(Component data from apps and pages)
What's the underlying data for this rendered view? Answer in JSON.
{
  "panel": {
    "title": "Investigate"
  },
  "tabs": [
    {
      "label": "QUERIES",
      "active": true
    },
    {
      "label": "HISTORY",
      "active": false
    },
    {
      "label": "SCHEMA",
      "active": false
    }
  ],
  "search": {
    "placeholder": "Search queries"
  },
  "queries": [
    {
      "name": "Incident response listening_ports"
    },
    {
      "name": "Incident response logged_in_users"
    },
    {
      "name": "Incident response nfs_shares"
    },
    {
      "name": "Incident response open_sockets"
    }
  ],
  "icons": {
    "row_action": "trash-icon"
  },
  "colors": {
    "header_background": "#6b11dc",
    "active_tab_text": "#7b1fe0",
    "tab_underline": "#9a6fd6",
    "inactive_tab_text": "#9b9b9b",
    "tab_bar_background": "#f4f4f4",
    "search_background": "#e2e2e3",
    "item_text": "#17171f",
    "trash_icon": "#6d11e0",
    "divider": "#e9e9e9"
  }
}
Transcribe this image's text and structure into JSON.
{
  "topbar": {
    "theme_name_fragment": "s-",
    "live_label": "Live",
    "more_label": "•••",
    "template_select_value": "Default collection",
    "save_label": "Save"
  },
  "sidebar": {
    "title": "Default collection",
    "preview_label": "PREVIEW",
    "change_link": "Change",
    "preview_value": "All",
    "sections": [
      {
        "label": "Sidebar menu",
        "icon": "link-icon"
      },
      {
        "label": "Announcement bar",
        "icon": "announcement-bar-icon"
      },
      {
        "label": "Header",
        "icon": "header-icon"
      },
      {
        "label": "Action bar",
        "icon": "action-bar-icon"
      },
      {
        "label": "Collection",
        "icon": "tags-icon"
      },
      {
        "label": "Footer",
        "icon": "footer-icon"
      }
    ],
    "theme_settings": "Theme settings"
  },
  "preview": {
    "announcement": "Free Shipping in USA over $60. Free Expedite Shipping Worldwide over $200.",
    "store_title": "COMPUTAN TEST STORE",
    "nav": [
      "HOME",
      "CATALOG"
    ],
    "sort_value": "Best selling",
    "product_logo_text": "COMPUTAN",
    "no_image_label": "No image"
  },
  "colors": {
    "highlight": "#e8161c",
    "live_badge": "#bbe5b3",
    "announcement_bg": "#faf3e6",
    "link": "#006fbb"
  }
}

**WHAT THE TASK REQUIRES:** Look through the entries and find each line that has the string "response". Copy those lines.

**EXPECTED ANSWER:**
      "name": "Incident response listening_ports"
      "name": "Incident response logged_in_users"
      "name": "Incident response nfs_shares"
      "name": "Incident response open_sockets"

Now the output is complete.